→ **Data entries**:
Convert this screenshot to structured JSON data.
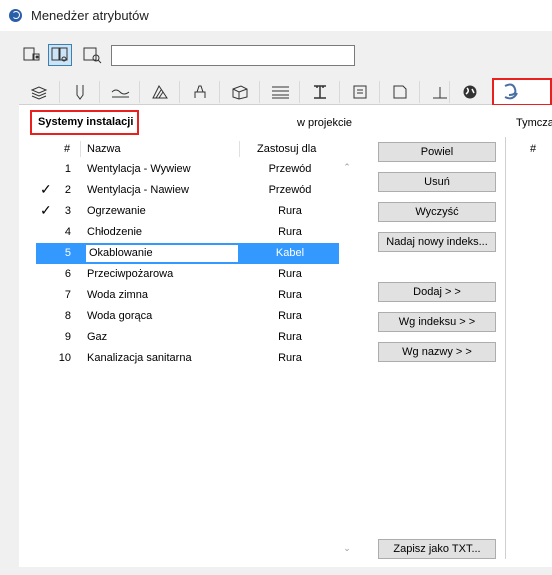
{
  "window": {
    "title": "Menedżer atrybutów"
  },
  "filter": {
    "value": ""
  },
  "section": {
    "title": "Systemy instalacji",
    "in_project": "w projekcie",
    "temp": "Tymcza"
  },
  "list": {
    "headers": {
      "num": "#",
      "name": "Nazwa",
      "use": "Zastosuj dla"
    },
    "rows": [
      {
        "checked": "",
        "num": "1",
        "name": "Wentylacja - Wywiew",
        "use": "Przewód"
      },
      {
        "checked": "✓",
        "num": "2",
        "name": "Wentylacja - Nawiew",
        "use": "Przewód"
      },
      {
        "checked": "✓",
        "num": "3",
        "name": "Ogrzewanie",
        "use": "Rura"
      },
      {
        "checked": "",
        "num": "4",
        "name": "Chłodzenie",
        "use": "Rura"
      },
      {
        "checked": "",
        "num": "5",
        "name": "Okablowanie",
        "use": "Kabel"
      },
      {
        "checked": "",
        "num": "6",
        "name": "Przeciwpożarowa",
        "use": "Rura"
      },
      {
        "checked": "",
        "num": "7",
        "name": "Woda zimna",
        "use": "Rura"
      },
      {
        "checked": "",
        "num": "8",
        "name": "Woda gorąca",
        "use": "Rura"
      },
      {
        "checked": "",
        "num": "9",
        "name": "Gaz",
        "use": "Rura"
      },
      {
        "checked": "",
        "num": "10",
        "name": "Kanalizacja sanitarna",
        "use": "Rura"
      }
    ]
  },
  "buttons": {
    "duplicate": "Powiel",
    "delete": "Usuń",
    "clear": "Wyczyść",
    "reindex": "Nadaj nowy indeks...",
    "add": "Dodaj > >",
    "by_index": "Wg indeksu > >",
    "by_name": "Wg nazwy > >",
    "save_txt": "Zapisz jako TXT..."
  },
  "right_list": {
    "header_num": "#"
  },
  "colors": {
    "accent": "#3399ff",
    "highlight": "#e8201e"
  }
}
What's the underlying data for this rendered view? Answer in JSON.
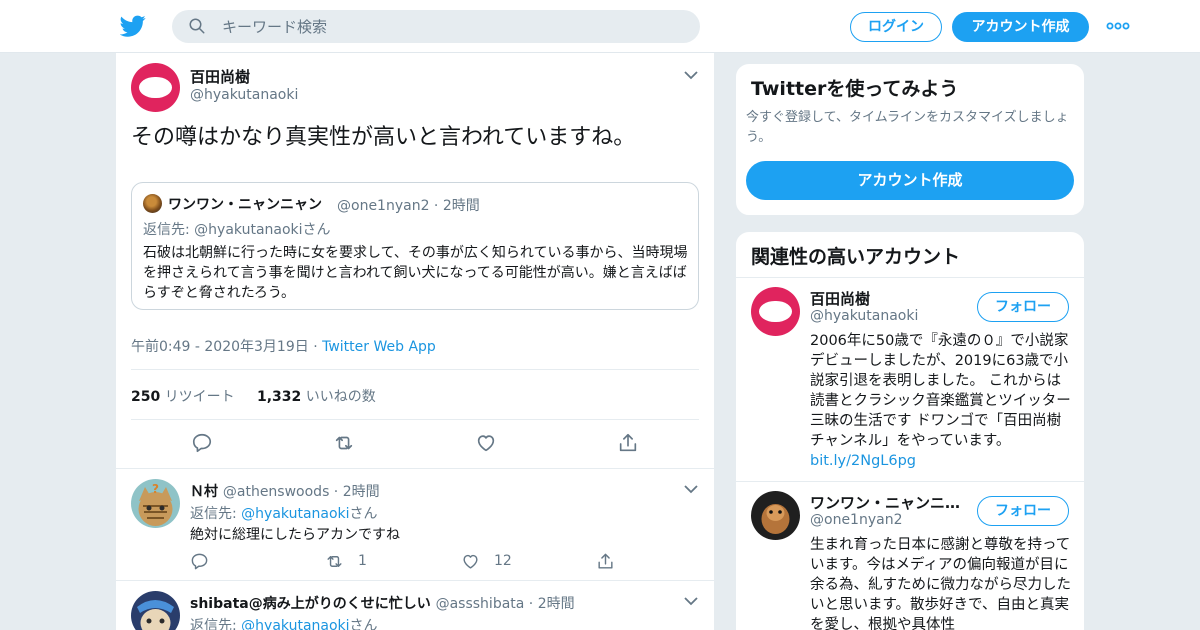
{
  "header": {
    "search_placeholder": "キーワード検索",
    "login_label": "ログイン",
    "signup_label": "アカウント作成"
  },
  "tweet": {
    "author_name": "百田尚樹",
    "author_handle": "@hyakutanaoki",
    "text": "その噂はかなり真実性が高いと言われていますね。",
    "quoted": {
      "author_name": "ワンワン・ニャンニャン",
      "author_handle": "@one1nyan2",
      "time": "2時間",
      "reply_to_prefix": "返信先: ",
      "reply_to_handle": "@hyakutanaoki",
      "reply_to_suffix": "さん",
      "text": "石破は北朝鮮に行った時に女を要求して、その事が広く知られている事から、当時現場を押さえられて言う事を聞けと言われて飼い犬になってる可能性が高い。嫌と言えばばらすぞと脅されたろう。"
    },
    "timestamp": "午前0:49 - 2020年3月19日",
    "source_app": "Twitter Web App",
    "retweet_count": "250",
    "retweet_label": "リツイート",
    "like_count": "1,332",
    "like_label": "いいねの数"
  },
  "replies": [
    {
      "author_name": "Ｎ村",
      "author_handle": "@athenswoods",
      "time": "2時間",
      "reply_to_prefix": "返信先: ",
      "reply_to_handle": "@hyakutanaoki",
      "reply_to_suffix": "さん",
      "text": "絶対に総理にしたらアカンですね",
      "retweets": "1",
      "likes": "12"
    },
    {
      "author_name": "shibata@病み上がりのくせに忙しい",
      "author_handle": "@assshibata",
      "time": "2時間",
      "reply_to_prefix": "返信先: ",
      "reply_to_handle": "@hyakutanaoki",
      "reply_to_suffix": "さん"
    }
  ],
  "sidebar": {
    "signup_card": {
      "title": "Twitterを使ってみよう",
      "subtitle": "今すぐ登録して、タイムラインをカスタマイズしましょう。",
      "button_label": "アカウント作成"
    },
    "related": {
      "title": "関連性の高いアカウント",
      "follow_label": "フォロー",
      "accounts": [
        {
          "name": "百田尚樹",
          "handle": "@hyakutanaoki",
          "bio": "2006年に50歳で『永遠の０』で小説家デビューしましたが、2019に63歳で小説家引退を表明しました。 これからは読書とクラシック音楽鑑賞とツイッター三昧の生活です ドワンゴで「百田尚樹チャンネル」をやっています。",
          "link": "bit.ly/2NgL6pg"
        },
        {
          "name": "ワンワン・ニャンニャン",
          "handle": "@one1nyan2",
          "bio": "生まれ育った日本に感謝と尊敬を持っています。今はメディアの偏向報道が目に余る為、糺すために微力ながら尽力したいと思います。散歩好きで、自由と真実を愛し、根拠や具体性"
        }
      ]
    }
  },
  "colors": {
    "brand": "#1da1f2",
    "link": "#1b95e0",
    "muted": "#657786",
    "avatar_hyaku": "#e0245e"
  }
}
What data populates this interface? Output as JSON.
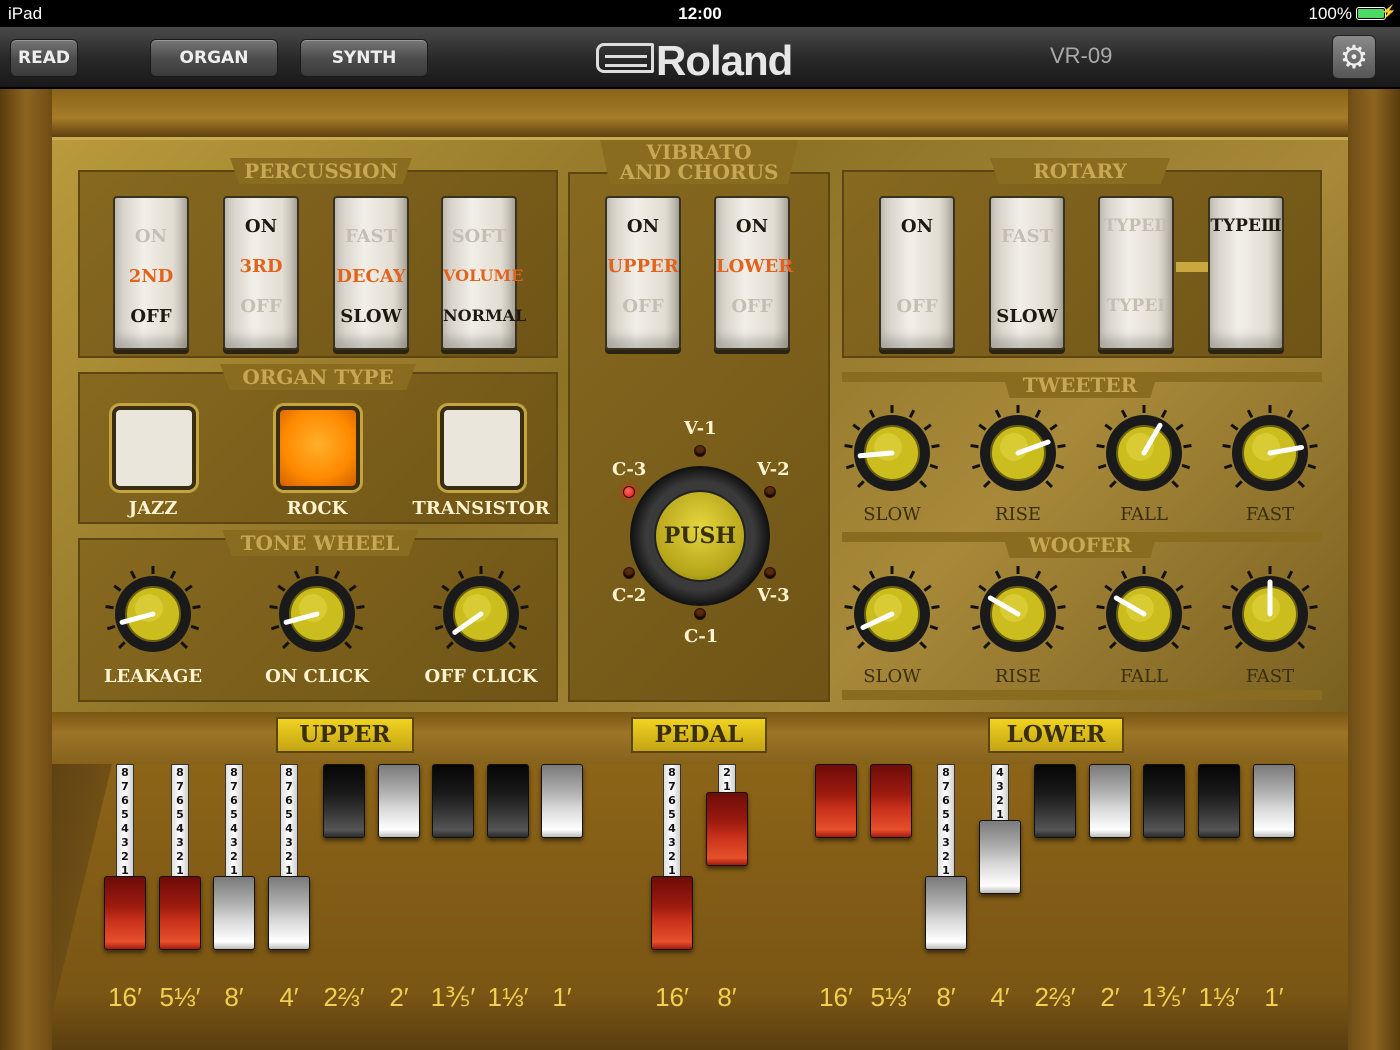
{
  "status": {
    "device": "iPad",
    "time": "12:00",
    "battery": "100%"
  },
  "toolbar": {
    "read": "READ",
    "organ": "ORGAN",
    "synth": "SYNTH",
    "brand": "Roland",
    "model": "VR-09",
    "settings_icon": "gear-icon"
  },
  "percussion": {
    "title": "PERCUSSION",
    "switches": [
      {
        "top": "ON",
        "mid": "2ND",
        "bot": "OFF"
      },
      {
        "top": "ON",
        "mid": "3RD",
        "bot": "OFF"
      },
      {
        "top": "FAST",
        "mid": "DECAY",
        "bot": "SLOW"
      },
      {
        "top": "SOFT",
        "mid": "VOLUME",
        "bot": "NORMAL"
      }
    ]
  },
  "vibrato": {
    "title1": "VIBRATO",
    "title2": "AND CHORUS",
    "switches": [
      {
        "top": "ON",
        "mid": "UPPER",
        "bot": "OFF"
      },
      {
        "top": "ON",
        "mid": "LOWER",
        "bot": "OFF"
      }
    ],
    "selector": {
      "push": "PUSH",
      "labels": [
        "V-1",
        "V-2",
        "V-3",
        "C-1",
        "C-2",
        "C-3"
      ],
      "selected": "C-3"
    }
  },
  "rotary": {
    "title": "ROTARY",
    "switches": [
      {
        "top": "ON",
        "bot": "OFF"
      },
      {
        "top": "FAST",
        "bot": "SLOW"
      },
      {
        "top": "TYPEⅡ",
        "bot": "TYPEⅠ"
      },
      {
        "top": "TYPEⅢ",
        "bot": ""
      }
    ]
  },
  "organ_type": {
    "title": "ORGAN TYPE",
    "options": [
      "JAZZ",
      "ROCK",
      "TRANSISTOR"
    ],
    "selected": "ROCK"
  },
  "tone_wheel": {
    "title": "TONE WHEEL",
    "knobs": [
      {
        "label": "LEAKAGE",
        "angle": -105
      },
      {
        "label": "ON CLICK",
        "angle": -105
      },
      {
        "label": "OFF CLICK",
        "angle": -125
      }
    ]
  },
  "tweeter": {
    "title": "TWEETER",
    "knobs": [
      {
        "label": "SLOW",
        "angle": -95
      },
      {
        "label": "RISE",
        "angle": 70
      },
      {
        "label": "FALL",
        "angle": 30
      },
      {
        "label": "FAST",
        "angle": 80
      }
    ]
  },
  "woofer": {
    "title": "WOOFER",
    "knobs": [
      {
        "label": "SLOW",
        "angle": -115
      },
      {
        "label": "RISE",
        "angle": -60
      },
      {
        "label": "FALL",
        "angle": -60
      },
      {
        "label": "FAST",
        "angle": 0
      }
    ]
  },
  "drawbar_sections": {
    "upper": "UPPER",
    "pedal": "PEDAL",
    "lower": "LOWER"
  },
  "drawbar_scale": [
    "8",
    "7",
    "6",
    "5",
    "4",
    "3",
    "2",
    "1"
  ],
  "upper_footages": [
    "16′",
    "5⅓′",
    "8′",
    "4′",
    "2⅔′",
    "2′",
    "1⅗′",
    "1⅓′",
    "1′"
  ],
  "pedal_footages": [
    "16′",
    "8′"
  ],
  "lower_footages": [
    "16′",
    "5⅓′",
    "8′",
    "4′",
    "2⅔′",
    "2′",
    "1⅗′",
    "1⅓′",
    "1′"
  ],
  "upper_drawbars": [
    {
      "color": "red",
      "level": 8
    },
    {
      "color": "red",
      "level": 8
    },
    {
      "color": "white",
      "level": 8
    },
    {
      "color": "white",
      "level": 8
    },
    {
      "color": "black",
      "level": 0
    },
    {
      "color": "white",
      "level": 0
    },
    {
      "color": "black",
      "level": 0
    },
    {
      "color": "black",
      "level": 0
    },
    {
      "color": "white",
      "level": 0
    }
  ],
  "pedal_drawbars": [
    {
      "color": "red",
      "level": 8
    },
    {
      "color": "red",
      "level": 2
    }
  ],
  "lower_drawbars": [
    {
      "color": "red",
      "level": 0
    },
    {
      "color": "red",
      "level": 0
    },
    {
      "color": "white",
      "level": 8
    },
    {
      "color": "white",
      "level": 4
    },
    {
      "color": "black",
      "level": 0
    },
    {
      "color": "white",
      "level": 0
    },
    {
      "color": "black",
      "level": 0
    },
    {
      "color": "black",
      "level": 0
    },
    {
      "color": "white",
      "level": 0
    }
  ]
}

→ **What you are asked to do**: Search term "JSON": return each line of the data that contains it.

→ **Solution to the exercise**:
Convert this screenshot to structured JSON data.
What's the underlying data for this rendered view? Answer in JSON.
What data populates this interface? Output as JSON.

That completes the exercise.